A WAV is an UNCOMPRESSED file, which means you get what you make. It is also knows as "loseless". There are other similiar file types as well, such as a FLAC for uncompressed listening pleasure. Now then, uncompressed listening pleasure makes no damn sense because our ears can only hear a certain range if frequencies. In fact, as you get older you hear even fewer frequencies. The purpose of a WAV is for mass production and editing, allowing the manipulation of the file for unlimited possabillities.
A MP3 is a COMPRESSED file, which means you take out a lot of those freqencies for a much, much smaller file that can be loaded on any music player (or MP3 player) for your listening pleasure. The highest you can go with a MP3 is 320KBps. (320 Kilobytes every second). This is preffered by most artists. 240KBps is also preffered. You can easily tell the difference as you get lower in KBps with a MP3, much more noticable than a WAV.

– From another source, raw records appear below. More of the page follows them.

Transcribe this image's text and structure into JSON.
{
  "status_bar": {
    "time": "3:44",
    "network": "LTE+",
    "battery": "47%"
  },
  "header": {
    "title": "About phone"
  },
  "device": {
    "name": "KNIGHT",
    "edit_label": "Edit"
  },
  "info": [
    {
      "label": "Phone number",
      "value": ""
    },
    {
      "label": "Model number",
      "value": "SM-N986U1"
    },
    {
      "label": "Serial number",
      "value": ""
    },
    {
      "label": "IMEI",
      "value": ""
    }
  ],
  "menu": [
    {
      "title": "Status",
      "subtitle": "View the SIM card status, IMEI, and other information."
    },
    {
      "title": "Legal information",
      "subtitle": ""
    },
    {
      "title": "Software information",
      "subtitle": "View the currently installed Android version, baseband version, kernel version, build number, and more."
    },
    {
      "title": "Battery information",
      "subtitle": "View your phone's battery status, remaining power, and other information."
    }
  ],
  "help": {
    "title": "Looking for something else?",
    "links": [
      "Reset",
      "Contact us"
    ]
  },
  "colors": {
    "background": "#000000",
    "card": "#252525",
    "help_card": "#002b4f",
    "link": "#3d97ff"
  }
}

In Flash, most artists choose above 80 KBps for music and sound, since adding high quality sound can result in a massive 10MB+ file. Since there are many, many types of media in the industry, there areany, many types of compression methods. MP3, WAV, and FLAC are the common ones. I have come across m3u, for online radio stations, and used the file to connect a flash game to an online station. I have also come across WMA, windows media player, AIFF and AIF, Apple uncompressed formatting, and .ogg, a strange compression method developed by Vorbis.
Hope this helps!
I have a question, however. Do i LOSE quality if I change an MP3 to a WAV?